News. The connection between poverty and crime is complex. The FCC is slowing broadband subsidies for some low-income areas. In one Connecticut county, close to 30 percent of children live in poor homes. San Francisco made a statement by making City College free for all residents. Two dental bills in Massachusetts could provide more access to underserved patients. And ongoing Medicaid talks continue: Indiana, Ohio and Arizona.
3 data resources. Use these numbers and stats this week:
- Congressional job approval jumped to 28 percent this month from 19 percent in January – the highest jump since 2009, Gallup says. It stems from a surge in Republicans’ approval, which more than doubled to 50 percent.
- Despite the ongoing refugee resettlement chaos, Americans and Australians are still more positive about cultural diversity than Europeans, Pew reports. More than 56 percent of Americans say that having more races, ethnic groups and nationalities in a country makes it a better place to live, as compared to 49 percent to Australians and 22 percent of Europeans.
- The top five international trade partners to the U.S. are China, Canada, Mexico, Japan and Germany, the Census Bureau reported. Check the numbers and types of goods traded.
3 reports & analyses. Child poverty and more:
- What’s the latest with child poverty research? Get an updated from the UC Davis Center for Poverty Research, including implications for public policy and the “road ahead.” Plus, an event coming up at the end of the month if you’re in the Sacramento area.
- Five experts at Stanford Center on Poverty & Inequality have recently written think pieces in the poverty arena. Read more about mobility and historically black colleges, California’s poverty rate, neighborhood segregation, the fading American Dream, and EITC/wage stagnation.
- Unhappiness with the Trump administration mirrors stress from the Great Recession, Brookings reports. Read more about the analysis of well-being, life satisfaction and happiness along political party lines.
Final thoughts. The Poverty & Race Research Action Council always nails it for me. In their latest update, they express a few thoughts about President Donald Trump’s first two weeks:
“Like many of you, we have been stunned by the speed and cruelty of the Trump Administration’s initial executive orders and announcements, often made in open defiance of the facts and rule of law.
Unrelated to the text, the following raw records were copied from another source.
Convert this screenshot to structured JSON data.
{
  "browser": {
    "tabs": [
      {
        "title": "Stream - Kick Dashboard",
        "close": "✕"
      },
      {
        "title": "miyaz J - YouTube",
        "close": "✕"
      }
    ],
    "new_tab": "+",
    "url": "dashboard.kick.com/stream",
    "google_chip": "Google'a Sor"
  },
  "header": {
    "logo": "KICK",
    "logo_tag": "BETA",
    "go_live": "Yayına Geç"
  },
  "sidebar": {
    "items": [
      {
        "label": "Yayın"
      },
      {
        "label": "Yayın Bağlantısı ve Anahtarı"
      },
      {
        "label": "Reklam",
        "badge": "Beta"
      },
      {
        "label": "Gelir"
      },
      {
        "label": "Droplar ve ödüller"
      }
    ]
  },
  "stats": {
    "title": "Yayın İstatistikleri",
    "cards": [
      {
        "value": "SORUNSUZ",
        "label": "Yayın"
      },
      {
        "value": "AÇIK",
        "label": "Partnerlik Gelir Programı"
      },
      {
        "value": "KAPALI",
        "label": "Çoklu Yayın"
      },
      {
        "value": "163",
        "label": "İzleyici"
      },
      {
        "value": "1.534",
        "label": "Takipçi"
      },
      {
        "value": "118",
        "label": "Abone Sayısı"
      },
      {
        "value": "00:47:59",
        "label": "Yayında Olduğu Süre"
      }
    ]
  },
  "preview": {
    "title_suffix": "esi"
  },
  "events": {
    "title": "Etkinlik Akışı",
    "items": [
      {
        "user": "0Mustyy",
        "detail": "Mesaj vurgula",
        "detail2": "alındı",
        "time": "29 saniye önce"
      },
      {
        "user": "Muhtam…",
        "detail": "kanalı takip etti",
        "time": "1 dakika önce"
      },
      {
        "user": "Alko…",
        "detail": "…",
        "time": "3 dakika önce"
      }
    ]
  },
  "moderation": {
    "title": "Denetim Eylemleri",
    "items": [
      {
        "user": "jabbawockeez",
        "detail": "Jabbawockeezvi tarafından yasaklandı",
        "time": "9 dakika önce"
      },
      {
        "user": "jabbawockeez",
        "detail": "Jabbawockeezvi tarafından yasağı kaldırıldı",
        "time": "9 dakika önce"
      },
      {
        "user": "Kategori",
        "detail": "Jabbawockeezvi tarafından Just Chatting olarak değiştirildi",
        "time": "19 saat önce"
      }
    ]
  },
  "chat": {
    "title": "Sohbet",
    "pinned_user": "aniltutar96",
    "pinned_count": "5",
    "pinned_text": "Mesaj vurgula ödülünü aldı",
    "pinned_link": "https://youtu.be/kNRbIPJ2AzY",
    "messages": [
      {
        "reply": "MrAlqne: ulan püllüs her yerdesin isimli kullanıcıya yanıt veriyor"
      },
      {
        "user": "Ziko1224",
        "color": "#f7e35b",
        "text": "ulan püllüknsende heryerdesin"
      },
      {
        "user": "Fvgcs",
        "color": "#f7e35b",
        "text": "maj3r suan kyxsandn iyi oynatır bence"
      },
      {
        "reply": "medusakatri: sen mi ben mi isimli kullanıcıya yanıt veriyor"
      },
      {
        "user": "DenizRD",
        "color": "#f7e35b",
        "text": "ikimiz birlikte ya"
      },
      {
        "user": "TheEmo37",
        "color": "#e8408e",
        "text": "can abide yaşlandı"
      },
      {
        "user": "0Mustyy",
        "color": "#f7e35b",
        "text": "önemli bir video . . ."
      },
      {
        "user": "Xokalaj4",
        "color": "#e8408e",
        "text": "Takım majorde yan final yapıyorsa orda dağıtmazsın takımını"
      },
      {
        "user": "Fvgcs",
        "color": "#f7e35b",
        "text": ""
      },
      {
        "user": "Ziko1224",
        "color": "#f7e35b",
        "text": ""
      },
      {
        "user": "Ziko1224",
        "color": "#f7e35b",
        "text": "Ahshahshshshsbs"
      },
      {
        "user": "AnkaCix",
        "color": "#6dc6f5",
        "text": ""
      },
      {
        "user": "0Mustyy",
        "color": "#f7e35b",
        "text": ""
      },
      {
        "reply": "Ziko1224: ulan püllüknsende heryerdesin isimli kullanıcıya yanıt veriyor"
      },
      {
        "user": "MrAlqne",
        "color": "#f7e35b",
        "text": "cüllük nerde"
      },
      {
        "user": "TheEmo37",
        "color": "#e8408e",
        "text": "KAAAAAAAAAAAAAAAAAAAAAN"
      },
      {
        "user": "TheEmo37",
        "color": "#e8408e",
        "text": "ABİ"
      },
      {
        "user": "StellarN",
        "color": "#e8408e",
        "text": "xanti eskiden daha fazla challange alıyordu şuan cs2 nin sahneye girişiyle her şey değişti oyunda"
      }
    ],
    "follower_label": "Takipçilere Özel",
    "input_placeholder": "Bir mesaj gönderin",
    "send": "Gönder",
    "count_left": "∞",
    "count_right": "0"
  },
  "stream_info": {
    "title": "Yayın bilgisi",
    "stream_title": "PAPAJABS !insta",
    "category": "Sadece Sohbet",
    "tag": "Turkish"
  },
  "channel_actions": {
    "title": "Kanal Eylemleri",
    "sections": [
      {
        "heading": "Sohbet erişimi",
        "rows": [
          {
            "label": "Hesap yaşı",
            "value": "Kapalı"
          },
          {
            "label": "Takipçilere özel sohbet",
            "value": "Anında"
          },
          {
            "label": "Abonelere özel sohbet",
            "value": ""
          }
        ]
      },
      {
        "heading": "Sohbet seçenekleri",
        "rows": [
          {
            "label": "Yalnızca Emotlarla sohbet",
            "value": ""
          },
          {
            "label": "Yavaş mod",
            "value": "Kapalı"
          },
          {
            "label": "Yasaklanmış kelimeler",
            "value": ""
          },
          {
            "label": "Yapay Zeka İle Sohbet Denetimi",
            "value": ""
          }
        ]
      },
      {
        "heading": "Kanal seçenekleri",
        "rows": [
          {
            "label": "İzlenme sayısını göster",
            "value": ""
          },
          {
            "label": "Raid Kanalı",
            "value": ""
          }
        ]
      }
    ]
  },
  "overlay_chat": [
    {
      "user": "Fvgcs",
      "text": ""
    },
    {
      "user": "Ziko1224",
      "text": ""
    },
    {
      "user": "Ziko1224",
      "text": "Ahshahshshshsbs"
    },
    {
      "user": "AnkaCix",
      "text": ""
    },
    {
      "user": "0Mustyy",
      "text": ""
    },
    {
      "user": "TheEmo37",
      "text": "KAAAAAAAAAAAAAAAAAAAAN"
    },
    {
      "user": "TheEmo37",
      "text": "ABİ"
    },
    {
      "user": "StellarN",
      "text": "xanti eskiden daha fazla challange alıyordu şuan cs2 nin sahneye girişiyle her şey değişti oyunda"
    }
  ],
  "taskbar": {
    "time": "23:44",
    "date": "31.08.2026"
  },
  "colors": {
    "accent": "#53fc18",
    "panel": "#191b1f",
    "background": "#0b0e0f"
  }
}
And by design, the consequences of these reactionary decisions will fall most harshly on low income families and people of color.”
They’ve drafted an initial agenda for housing-related work for the next two years, and they’re working on one for school integration. They also sent out a joint statement with 12 other national civil rights organizations.
Carefully curating for you,